Segment Start: Exercise material
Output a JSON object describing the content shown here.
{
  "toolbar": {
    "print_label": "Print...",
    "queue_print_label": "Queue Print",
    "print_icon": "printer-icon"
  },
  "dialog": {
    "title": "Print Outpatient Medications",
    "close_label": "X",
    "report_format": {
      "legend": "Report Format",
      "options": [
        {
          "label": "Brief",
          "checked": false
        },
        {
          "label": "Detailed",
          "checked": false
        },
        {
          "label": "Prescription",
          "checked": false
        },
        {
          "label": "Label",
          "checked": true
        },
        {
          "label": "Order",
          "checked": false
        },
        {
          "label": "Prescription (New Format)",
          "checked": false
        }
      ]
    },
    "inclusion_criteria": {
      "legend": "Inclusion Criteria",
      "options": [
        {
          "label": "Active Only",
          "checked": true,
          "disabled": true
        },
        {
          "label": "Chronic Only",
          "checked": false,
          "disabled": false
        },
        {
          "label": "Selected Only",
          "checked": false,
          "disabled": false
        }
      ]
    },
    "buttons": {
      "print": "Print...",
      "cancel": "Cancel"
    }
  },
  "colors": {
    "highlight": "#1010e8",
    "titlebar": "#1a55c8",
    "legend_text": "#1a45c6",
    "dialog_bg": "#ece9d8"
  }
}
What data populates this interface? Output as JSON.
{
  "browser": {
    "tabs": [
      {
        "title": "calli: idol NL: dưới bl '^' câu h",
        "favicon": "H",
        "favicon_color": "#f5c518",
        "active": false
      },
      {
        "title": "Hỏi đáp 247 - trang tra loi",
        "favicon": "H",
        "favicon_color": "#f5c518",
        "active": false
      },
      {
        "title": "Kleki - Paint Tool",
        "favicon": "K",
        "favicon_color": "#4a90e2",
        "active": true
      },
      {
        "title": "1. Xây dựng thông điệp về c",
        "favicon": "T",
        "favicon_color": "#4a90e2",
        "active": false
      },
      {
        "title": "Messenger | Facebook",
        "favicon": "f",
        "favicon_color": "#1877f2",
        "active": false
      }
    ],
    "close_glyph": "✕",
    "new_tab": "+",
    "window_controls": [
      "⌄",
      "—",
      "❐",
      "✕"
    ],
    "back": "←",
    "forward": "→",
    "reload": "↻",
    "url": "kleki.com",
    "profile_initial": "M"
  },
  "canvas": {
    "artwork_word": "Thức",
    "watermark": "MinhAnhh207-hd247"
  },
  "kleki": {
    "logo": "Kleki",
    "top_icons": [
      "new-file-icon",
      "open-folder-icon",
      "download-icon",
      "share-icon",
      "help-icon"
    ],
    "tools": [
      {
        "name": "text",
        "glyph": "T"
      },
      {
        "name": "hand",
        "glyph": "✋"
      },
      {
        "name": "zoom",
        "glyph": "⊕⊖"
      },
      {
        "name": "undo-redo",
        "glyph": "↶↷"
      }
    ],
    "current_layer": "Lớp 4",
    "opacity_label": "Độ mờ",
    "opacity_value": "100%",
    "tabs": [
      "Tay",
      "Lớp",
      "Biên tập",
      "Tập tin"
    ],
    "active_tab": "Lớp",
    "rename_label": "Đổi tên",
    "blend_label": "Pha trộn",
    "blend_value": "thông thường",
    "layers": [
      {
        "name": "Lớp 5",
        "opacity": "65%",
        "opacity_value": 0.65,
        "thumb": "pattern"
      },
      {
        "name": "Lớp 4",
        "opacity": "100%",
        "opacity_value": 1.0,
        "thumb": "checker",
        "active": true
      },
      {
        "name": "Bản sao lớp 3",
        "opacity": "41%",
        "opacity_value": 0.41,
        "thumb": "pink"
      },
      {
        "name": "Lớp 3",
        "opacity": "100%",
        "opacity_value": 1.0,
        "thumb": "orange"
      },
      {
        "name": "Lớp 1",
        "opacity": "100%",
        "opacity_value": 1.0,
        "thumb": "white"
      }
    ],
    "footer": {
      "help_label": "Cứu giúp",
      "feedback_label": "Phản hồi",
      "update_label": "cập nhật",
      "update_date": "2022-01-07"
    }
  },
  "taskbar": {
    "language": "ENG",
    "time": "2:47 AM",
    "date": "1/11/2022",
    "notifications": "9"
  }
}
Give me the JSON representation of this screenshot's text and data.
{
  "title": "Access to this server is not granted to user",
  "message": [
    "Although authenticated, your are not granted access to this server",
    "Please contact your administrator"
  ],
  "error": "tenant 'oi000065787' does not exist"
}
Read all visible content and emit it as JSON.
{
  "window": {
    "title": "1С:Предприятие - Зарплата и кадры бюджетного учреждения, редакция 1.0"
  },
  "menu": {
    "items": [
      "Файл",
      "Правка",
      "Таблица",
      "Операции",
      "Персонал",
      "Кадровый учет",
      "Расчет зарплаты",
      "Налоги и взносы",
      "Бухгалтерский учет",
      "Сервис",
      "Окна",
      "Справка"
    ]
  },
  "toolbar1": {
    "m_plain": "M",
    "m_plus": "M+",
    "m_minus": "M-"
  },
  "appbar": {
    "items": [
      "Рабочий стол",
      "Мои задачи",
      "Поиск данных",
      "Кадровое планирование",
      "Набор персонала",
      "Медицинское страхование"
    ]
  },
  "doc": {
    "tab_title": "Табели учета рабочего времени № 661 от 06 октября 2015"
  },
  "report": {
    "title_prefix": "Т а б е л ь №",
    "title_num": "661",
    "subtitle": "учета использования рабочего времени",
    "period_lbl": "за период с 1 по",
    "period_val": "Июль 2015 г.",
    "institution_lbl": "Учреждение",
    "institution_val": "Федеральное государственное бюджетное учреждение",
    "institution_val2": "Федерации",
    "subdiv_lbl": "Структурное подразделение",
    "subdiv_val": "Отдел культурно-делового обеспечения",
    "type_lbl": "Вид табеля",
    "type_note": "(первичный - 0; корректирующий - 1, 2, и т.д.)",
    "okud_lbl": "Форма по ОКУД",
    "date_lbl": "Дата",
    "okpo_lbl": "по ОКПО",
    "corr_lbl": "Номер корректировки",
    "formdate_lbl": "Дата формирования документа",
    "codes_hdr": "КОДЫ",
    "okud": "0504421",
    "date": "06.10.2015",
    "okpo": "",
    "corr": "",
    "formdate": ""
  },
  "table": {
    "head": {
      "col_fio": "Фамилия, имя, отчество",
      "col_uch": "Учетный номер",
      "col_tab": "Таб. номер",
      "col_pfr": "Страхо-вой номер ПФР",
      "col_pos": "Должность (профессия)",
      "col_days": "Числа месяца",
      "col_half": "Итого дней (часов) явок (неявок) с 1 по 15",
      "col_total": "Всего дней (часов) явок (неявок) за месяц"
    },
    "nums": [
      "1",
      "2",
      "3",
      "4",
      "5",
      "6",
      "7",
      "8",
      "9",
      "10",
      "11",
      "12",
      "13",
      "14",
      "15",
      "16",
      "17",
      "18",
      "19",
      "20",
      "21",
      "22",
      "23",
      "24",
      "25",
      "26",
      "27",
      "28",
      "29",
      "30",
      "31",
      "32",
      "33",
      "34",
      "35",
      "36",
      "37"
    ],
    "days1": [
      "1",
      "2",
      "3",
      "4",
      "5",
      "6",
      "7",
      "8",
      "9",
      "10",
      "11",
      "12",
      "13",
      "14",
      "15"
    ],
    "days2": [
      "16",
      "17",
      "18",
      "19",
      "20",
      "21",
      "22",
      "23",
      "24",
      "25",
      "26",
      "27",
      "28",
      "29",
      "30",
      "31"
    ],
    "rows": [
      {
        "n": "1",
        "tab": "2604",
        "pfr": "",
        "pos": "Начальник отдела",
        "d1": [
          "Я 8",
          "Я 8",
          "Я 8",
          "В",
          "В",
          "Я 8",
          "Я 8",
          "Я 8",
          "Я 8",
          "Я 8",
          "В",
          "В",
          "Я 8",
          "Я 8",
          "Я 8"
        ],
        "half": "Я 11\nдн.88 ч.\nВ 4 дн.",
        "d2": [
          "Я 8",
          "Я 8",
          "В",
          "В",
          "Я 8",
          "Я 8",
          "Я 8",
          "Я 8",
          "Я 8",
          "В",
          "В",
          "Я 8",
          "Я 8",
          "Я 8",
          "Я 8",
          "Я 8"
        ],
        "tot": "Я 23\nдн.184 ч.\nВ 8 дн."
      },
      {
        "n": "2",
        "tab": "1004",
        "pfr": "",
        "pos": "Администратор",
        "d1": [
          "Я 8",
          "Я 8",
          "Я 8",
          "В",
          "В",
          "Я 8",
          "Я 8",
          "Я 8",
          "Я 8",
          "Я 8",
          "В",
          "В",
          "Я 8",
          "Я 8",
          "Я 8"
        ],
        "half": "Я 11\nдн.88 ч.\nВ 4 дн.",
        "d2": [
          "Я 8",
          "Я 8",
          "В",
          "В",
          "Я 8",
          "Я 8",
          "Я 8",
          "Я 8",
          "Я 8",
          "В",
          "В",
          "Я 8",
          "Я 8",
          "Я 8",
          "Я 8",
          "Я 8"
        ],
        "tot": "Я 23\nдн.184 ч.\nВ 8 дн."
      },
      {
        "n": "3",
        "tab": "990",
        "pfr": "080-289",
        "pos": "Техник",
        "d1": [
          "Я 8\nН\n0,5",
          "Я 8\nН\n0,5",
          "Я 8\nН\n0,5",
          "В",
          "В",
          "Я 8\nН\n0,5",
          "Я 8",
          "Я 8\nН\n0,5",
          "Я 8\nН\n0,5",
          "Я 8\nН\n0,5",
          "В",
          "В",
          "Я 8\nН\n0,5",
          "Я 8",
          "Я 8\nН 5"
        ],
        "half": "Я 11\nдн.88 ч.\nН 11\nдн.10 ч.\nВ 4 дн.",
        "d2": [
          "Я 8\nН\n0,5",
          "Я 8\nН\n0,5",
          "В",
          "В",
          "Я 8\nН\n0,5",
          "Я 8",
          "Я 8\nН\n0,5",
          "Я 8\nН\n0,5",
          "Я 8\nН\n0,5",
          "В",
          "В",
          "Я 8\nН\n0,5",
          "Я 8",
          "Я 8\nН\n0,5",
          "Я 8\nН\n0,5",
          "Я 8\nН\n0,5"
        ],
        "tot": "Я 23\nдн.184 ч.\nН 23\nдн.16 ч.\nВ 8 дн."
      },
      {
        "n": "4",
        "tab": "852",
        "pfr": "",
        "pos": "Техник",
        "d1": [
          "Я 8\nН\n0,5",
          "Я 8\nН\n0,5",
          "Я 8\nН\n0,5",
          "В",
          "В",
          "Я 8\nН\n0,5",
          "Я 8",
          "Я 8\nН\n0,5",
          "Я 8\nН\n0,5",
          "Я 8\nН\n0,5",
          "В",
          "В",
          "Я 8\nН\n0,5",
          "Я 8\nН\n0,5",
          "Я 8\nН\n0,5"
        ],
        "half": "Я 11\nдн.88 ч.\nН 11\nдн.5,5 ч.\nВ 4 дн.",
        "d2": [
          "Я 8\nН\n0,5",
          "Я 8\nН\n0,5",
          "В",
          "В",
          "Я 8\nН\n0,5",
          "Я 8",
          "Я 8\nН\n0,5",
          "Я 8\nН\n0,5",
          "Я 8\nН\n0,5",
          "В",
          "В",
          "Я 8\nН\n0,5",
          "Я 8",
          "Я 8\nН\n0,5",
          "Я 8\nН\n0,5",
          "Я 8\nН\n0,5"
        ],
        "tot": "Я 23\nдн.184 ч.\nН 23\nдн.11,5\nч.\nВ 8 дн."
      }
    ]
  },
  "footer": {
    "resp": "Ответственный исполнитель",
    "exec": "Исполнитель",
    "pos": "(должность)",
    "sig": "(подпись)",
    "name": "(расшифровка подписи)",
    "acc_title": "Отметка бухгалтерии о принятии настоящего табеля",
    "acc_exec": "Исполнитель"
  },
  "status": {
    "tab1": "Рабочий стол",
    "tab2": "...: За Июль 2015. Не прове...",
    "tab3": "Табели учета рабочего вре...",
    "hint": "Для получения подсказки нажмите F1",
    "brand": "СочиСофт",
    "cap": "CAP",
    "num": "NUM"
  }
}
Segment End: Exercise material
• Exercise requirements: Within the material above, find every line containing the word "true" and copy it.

• Expected answer:
          "checked": true
          "checked": true,
          "disabled": true
        "active": true
        "active": true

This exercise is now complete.